» WORK TO COMPLETE: From the entries, return every line where the string "Windows" shows up.

» DATA EXTRACTS:

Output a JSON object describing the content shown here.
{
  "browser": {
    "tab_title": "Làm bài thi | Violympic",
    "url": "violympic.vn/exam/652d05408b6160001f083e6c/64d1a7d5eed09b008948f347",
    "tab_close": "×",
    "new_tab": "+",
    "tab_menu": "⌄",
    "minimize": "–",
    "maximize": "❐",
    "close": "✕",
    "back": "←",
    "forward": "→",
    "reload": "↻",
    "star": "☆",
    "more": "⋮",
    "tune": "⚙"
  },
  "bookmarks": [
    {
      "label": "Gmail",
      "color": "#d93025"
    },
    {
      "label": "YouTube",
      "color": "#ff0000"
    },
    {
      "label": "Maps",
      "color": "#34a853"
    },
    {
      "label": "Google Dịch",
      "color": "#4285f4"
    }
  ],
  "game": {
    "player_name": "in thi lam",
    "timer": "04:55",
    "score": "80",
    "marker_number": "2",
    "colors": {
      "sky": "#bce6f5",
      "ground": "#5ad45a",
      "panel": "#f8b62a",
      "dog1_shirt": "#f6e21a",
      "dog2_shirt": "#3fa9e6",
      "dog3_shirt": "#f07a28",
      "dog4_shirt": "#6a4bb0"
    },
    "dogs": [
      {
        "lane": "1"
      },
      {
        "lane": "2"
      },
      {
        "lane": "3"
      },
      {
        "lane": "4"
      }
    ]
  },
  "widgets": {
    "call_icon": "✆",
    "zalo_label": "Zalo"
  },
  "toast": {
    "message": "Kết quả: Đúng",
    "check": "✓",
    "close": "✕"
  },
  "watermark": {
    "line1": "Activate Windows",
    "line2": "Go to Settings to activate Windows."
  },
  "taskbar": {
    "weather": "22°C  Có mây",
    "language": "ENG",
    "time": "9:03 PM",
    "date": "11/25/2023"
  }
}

» OUTPUT OF THE EXERCISE:
    "line1": "Activate Windows",
    "line2": "Go to Settings to activate Windows."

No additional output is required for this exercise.